* WHAT YOU ARE ASKED TO DO *
Note how many lines in these entries contain "JSON", and reply with that number alone.
======== EXERCISE MATERIALS
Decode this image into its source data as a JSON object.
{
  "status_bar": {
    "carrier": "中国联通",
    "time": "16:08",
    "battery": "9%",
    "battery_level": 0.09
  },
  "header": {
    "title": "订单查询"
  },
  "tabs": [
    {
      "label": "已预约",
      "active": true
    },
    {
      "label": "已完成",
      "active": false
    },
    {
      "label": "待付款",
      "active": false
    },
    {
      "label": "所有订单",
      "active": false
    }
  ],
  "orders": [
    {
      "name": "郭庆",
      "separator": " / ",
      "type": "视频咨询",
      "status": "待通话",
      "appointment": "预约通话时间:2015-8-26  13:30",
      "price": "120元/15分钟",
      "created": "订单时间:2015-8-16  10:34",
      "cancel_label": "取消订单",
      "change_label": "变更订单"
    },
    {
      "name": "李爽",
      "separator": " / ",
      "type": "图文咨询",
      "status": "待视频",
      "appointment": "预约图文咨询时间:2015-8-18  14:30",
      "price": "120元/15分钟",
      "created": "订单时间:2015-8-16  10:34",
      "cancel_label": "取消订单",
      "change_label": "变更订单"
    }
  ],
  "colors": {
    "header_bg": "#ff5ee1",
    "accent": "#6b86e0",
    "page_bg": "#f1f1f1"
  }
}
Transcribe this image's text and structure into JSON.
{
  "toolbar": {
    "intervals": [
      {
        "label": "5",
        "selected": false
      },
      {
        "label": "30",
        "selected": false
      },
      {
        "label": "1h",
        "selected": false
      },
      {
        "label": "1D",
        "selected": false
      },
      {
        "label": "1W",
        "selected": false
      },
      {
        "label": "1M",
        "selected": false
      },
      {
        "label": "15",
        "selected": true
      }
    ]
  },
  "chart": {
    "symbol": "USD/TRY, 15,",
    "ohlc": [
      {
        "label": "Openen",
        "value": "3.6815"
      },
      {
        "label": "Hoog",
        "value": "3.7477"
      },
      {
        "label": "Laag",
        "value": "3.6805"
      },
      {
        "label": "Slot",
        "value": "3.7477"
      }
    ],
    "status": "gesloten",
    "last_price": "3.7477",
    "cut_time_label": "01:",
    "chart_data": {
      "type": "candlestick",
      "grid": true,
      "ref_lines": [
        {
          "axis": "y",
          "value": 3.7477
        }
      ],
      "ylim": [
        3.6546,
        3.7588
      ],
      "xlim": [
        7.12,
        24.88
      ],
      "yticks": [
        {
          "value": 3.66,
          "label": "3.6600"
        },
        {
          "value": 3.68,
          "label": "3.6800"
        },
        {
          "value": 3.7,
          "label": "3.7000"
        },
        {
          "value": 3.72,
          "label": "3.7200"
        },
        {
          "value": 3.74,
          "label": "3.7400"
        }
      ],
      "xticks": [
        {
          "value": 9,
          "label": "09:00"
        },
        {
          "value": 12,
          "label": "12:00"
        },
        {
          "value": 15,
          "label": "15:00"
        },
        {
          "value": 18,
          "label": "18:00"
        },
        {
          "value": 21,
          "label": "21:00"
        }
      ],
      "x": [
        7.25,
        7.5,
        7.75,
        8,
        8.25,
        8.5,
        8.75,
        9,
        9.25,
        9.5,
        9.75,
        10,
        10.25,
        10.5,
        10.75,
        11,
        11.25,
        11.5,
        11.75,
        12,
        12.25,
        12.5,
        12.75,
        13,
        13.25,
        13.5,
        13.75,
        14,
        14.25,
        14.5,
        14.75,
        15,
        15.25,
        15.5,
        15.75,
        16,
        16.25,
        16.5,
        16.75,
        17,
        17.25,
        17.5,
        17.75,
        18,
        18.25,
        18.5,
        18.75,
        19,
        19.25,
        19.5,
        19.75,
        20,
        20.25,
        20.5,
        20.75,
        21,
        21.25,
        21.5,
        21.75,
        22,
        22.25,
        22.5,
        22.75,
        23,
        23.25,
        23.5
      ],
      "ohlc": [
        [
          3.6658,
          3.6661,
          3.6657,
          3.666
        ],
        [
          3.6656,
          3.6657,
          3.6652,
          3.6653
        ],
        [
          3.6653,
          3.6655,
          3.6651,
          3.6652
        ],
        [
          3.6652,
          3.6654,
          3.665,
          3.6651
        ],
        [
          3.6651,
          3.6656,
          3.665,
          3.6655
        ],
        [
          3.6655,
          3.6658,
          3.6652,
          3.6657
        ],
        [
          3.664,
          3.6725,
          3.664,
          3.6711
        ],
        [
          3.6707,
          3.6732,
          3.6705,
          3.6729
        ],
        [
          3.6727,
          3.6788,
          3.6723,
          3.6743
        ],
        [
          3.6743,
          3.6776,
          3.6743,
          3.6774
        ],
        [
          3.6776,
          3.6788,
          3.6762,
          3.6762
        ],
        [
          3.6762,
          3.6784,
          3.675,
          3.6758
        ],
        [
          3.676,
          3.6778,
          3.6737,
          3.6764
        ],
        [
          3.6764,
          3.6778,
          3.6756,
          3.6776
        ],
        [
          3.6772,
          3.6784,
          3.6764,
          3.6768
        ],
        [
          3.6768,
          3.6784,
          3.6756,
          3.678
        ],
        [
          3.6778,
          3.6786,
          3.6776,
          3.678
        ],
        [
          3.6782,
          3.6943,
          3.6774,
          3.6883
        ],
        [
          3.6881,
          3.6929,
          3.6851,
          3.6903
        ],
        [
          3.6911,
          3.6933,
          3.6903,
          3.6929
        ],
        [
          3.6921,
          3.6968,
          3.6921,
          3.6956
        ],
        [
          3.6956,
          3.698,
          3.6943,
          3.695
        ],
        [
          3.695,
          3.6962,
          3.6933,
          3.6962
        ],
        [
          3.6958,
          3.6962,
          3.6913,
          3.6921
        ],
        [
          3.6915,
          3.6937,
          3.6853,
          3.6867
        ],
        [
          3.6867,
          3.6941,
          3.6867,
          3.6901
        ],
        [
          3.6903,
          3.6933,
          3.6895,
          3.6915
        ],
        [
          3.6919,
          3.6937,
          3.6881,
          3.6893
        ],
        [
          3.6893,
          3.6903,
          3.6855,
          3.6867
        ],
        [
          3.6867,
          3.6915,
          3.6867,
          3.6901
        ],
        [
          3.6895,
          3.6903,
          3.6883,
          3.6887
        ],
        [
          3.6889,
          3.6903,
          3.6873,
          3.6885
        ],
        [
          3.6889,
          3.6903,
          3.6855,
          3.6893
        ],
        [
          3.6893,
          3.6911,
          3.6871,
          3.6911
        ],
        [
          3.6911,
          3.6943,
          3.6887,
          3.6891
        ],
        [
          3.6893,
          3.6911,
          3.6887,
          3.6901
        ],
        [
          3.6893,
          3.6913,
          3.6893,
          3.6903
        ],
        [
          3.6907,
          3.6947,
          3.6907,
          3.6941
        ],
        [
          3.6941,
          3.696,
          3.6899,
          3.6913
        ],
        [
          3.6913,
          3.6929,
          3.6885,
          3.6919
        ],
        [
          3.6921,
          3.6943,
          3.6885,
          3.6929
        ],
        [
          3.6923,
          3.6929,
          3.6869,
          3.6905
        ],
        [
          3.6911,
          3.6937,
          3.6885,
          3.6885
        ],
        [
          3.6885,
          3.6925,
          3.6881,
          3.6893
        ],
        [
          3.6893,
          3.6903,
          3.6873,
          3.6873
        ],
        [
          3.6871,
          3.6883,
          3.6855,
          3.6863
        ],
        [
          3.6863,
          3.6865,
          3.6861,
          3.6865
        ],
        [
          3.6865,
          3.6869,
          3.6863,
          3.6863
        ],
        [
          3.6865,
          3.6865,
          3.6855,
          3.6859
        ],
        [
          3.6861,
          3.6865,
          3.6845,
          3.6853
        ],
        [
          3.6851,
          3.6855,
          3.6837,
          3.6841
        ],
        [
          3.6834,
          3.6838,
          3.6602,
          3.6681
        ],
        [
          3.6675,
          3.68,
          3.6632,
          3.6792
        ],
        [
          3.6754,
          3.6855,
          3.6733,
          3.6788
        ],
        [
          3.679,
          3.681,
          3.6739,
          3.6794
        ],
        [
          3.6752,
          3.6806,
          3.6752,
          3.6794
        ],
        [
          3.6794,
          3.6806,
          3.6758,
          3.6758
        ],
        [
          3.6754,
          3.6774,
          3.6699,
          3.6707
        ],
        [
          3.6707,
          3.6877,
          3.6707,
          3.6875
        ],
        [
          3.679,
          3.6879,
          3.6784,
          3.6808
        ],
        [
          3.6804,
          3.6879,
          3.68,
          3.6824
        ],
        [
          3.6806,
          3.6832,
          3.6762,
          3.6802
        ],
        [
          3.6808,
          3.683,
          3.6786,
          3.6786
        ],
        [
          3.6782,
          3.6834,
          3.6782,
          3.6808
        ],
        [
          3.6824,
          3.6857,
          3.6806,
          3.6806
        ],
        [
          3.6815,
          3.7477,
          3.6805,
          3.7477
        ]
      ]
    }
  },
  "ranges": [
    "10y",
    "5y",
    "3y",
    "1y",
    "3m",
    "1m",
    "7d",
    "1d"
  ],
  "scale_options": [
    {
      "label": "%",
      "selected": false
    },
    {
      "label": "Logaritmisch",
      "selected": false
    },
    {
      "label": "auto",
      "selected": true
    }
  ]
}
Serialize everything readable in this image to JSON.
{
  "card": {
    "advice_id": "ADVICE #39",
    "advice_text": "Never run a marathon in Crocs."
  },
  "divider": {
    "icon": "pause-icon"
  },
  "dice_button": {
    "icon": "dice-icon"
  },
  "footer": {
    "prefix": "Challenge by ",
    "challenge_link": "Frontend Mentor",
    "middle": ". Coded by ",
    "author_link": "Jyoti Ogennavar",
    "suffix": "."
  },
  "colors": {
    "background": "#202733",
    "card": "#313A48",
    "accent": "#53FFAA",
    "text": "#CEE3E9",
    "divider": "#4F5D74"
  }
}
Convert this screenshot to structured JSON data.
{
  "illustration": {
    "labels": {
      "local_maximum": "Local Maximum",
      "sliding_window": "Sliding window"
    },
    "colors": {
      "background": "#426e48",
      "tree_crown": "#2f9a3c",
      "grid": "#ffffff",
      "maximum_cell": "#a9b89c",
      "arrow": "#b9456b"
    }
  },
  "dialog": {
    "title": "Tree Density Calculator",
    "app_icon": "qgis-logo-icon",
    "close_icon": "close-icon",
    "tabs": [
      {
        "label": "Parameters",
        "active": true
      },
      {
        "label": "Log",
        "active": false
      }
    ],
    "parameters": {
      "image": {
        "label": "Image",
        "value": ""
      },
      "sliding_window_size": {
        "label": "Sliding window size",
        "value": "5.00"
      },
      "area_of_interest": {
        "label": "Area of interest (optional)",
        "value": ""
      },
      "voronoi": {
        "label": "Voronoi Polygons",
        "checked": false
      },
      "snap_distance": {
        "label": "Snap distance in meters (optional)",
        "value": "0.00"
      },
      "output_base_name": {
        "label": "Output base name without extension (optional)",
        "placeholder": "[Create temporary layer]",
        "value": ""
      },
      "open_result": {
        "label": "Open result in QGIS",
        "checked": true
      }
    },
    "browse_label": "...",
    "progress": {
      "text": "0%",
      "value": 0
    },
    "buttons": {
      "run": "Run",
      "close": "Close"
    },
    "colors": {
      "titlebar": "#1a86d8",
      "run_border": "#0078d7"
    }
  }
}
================
* RESULT *
4